Ocean Infinity technology played a pivotal role in a major international Antarctic science expedition, and a search for Shackleton’s Endurance.
In January and February 2019, a major international scientific expedition explored one of the coldest, harshest and most remote locations in the world, the Weddell Sea off Antarctica, using Ocean Infinity’s state-of-the-art technology to investigate the impact of climate change in the region.
The expedition focused on the scientific investigation of the Larsen C Ice Shelf in the Weddell Sea. Ocean Infinity provided the Autonomous Underwater Vehicles (AUVs) and Remotely Operated Underwater Vehicle (ROV) technology which enabled measurement of a range of important physical and biological parameters beneath the ice shelf and the sea-ice. The data collected provided information on the little-studied biological systems of this extreme environment, and together with above-ice measurements, contributed to the understanding of sea-ice conditions in the Weddell Sea and the implications for ocean currents and climate change.
The AUVs and the ROV were also used to search for the wreck of Sir Ernest Shackleton’s ship Endurance, which was crushed by sea ice and sank in the Weddell Sea in 1915.

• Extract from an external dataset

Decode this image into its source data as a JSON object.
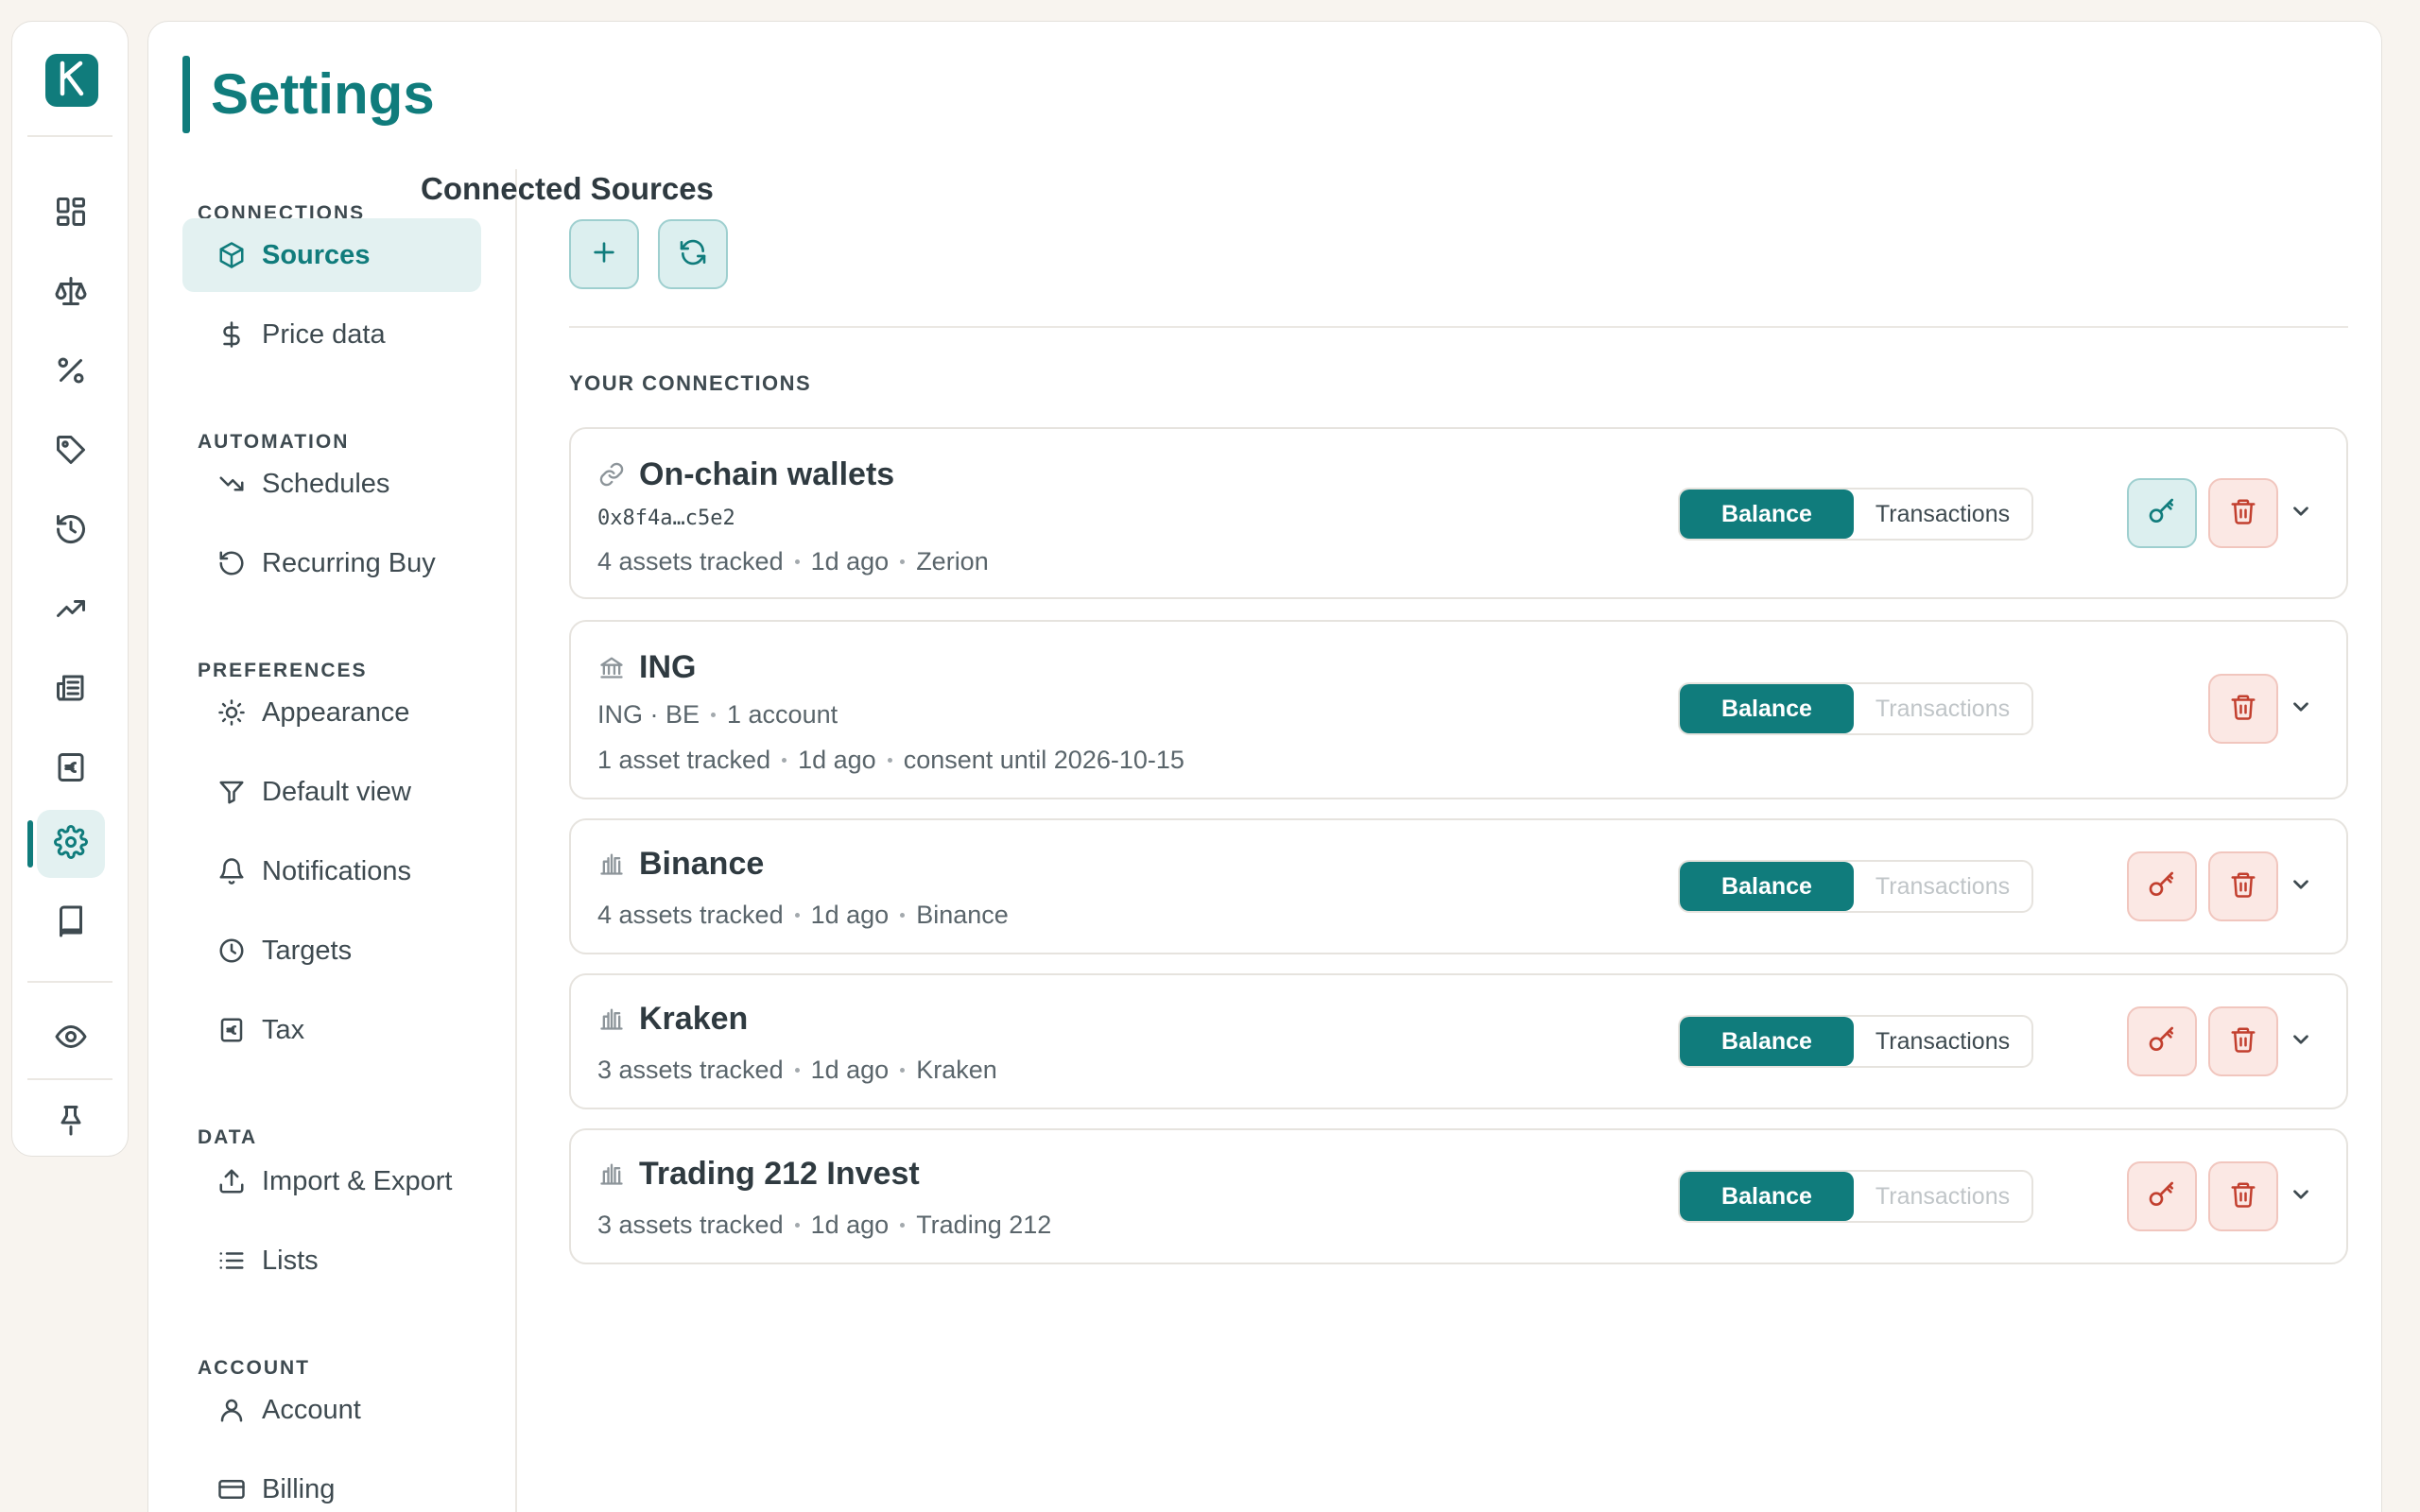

Ocean Infinity was very pleased to be able to play a role in supporting a truly pioneering expedition, and to use its our innovative technology to help collate more vital information regarding climate change through the most detailed and advanced studies ever conducted on the state of the ice shelf.